The diet of the bar-bellied sea snake is reported to include squid, bottom-dwelling fish (1) (2) and eels (2) (3) (8). However, some studies suggest that, like other Hydrophis species, the bar-bellied sea snake may be a specialist predator, feeding only on eels (12) (13) (14) (15).
Despite being an air-breathing animal, the bar-bellied sea snake is capable of remaining underwater for up to two hours at a time, before surfacing to breathe again. Its single, elongated lung, which extends for almost the entire length of its body, is highly efficient for gas exchange, and sea snakes are also able to absorb oxygen through their skin when underwater. As in other sea snake species, the bar-bellied sea snake has specialised valves which block off its nostrils while underwater (2).
Living in the marine environment poses several other challenges, and like other sea snake species, the bar-bellied sea snake has a specialised gland under its tongue which enables it to excrete excess salt from its body. A sea snake sheds its skin approximately once every two to six weeks. By shedding its skin so frequently, a sea snake can get rid of the many marine species, such as algae and barnacles, which become attached to it (2).
Like most species of sea snake, the bar-bellied sea snake is viviparous (2) (5) (8) (15), meaning that it gives birth to live young rather than laying eggs (2). This species appears to reach sexual maturity at about two years old (2) (16), and females are thought to only breed every two to three years (1) (2) (16), although they may potentially breed every year (2).
Mating in sea snakes is a lengthy affair, and the males are unable to disengage from the female until copulation is complete (2). In northern Australia, mating takes place between early May and the end of July (2) (16). Although young are born in February in this region, bar-bellied sea snake births occur between March and May in southeast Queensland. Some studies suggest that the bar-bellied sea snake may move into estuaries to give birth (2).

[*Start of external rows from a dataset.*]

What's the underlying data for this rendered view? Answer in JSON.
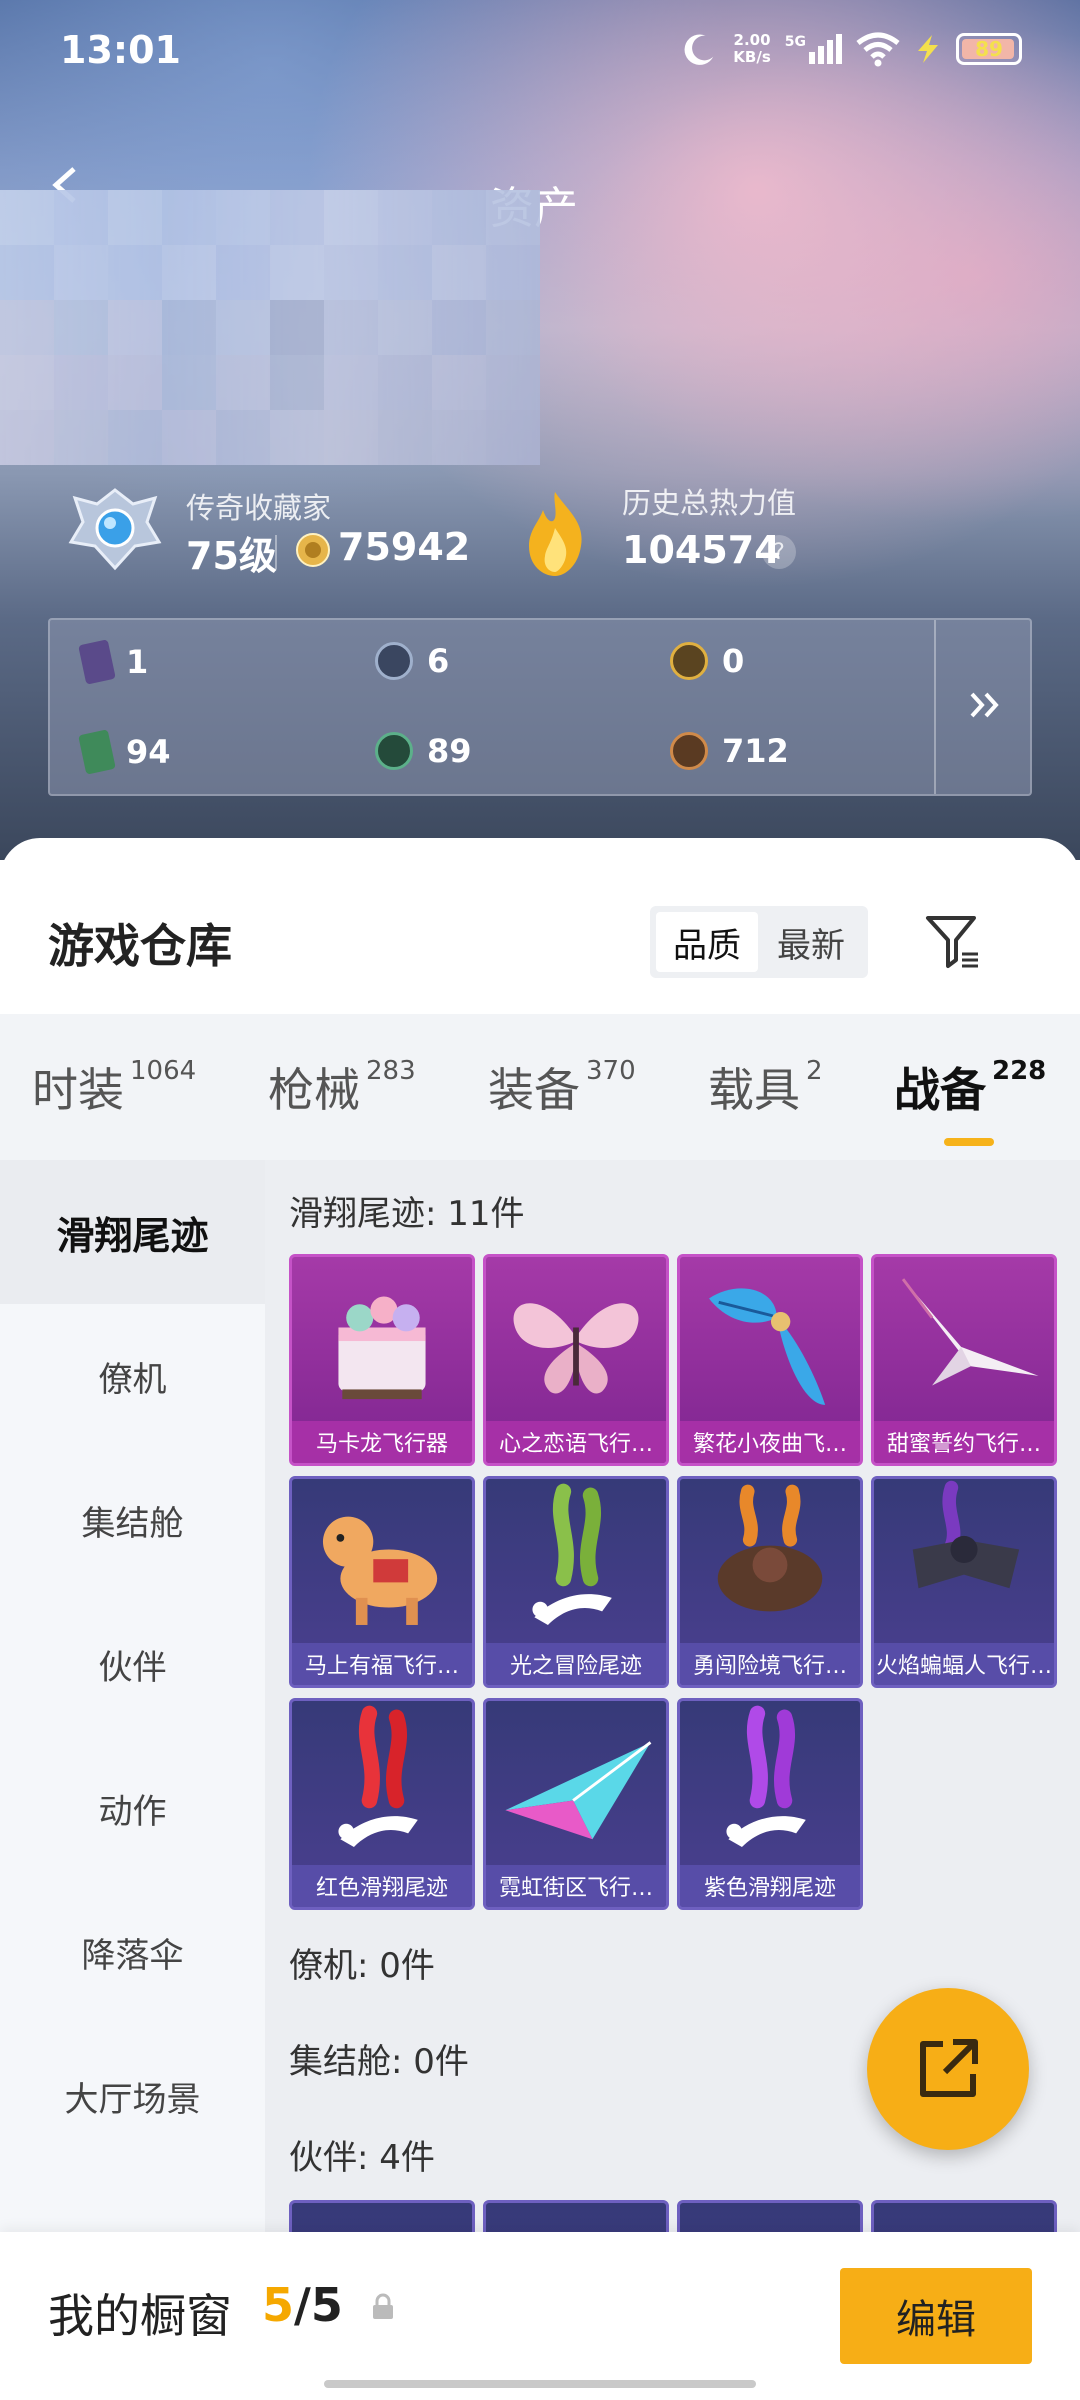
{
  "status_bar": {
    "time": "13:01",
    "net_speed_value": "2.00",
    "net_speed_unit": "KB/s",
    "network": "5G",
    "battery": "89"
  },
  "header": {
    "title": "资产"
  },
  "profile": {
    "collector_label": "传奇收藏家",
    "level": "75级",
    "coins": "75942",
    "heat_label": "历史总热力值",
    "heat_value": "104574",
    "help": "?"
  },
  "currencies": [
    {
      "value": "1",
      "color": "#6a5aa0",
      "icon": "purple-card-icon"
    },
    {
      "value": "6",
      "color": "#4a5a80",
      "icon": "silver-coin-icon"
    },
    {
      "value": "0",
      "color": "#8a6a20",
      "icon": "gold-coin-icon"
    },
    {
      "value": "94",
      "color": "#3f8a5a",
      "icon": "green-card-icon"
    },
    {
      "value": "89",
      "color": "#2f6a4a",
      "icon": "green-coin-icon"
    },
    {
      "value": "712",
      "color": "#8a5a30",
      "icon": "bronze-coin-icon"
    }
  ],
  "warehouse": {
    "title": "游戏仓库",
    "sort_quality": "品质",
    "sort_newest": "最新"
  },
  "tabs": [
    {
      "label": "时装",
      "count": "1064"
    },
    {
      "label": "枪械",
      "count": "283"
    },
    {
      "label": "装备",
      "count": "370"
    },
    {
      "label": "载具",
      "count": "2"
    },
    {
      "label": "战备",
      "count": "228"
    }
  ],
  "sidebar": [
    "滑翔尾迹",
    "僚机",
    "集结舱",
    "伙伴",
    "动作",
    "降落伞",
    "大厅场景"
  ],
  "sections": {
    "trails": "滑翔尾迹: 11件",
    "wingman": "僚机: 0件",
    "capsule": "集结舱: 0件",
    "partner": "伙伴: 4件"
  },
  "items": [
    {
      "name": "马卡龙飞行器",
      "rarity": "pink"
    },
    {
      "name": "心之恋语飞行…",
      "rarity": "pink"
    },
    {
      "name": "繁花小夜曲飞…",
      "rarity": "pink"
    },
    {
      "name": "甜蜜誓约飞行…",
      "rarity": "pink"
    },
    {
      "name": "马上有福飞行…",
      "rarity": "purple"
    },
    {
      "name": "光之冒险尾迹",
      "rarity": "purple"
    },
    {
      "name": "勇闯险境飞行…",
      "rarity": "purple"
    },
    {
      "name": "火焰蝙蝠人飞行…",
      "rarity": "purple"
    },
    {
      "name": "红色滑翔尾迹",
      "rarity": "purple"
    },
    {
      "name": "霓虹街区飞行…",
      "rarity": "purple"
    },
    {
      "name": "紫色滑翔尾迹",
      "rarity": "purple"
    }
  ],
  "showcase": {
    "label": "我的橱窗",
    "current": "5",
    "slash": "/",
    "total": "5",
    "edit": "编辑"
  }
}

The bar-bellied sea snake is thought to produce an average of about 12 or 13 young per clutch (1) (2) (16), although clutches of up to 30 young have been reported (2). Clutch size is also known to be variable and to increase with the length of the female (1).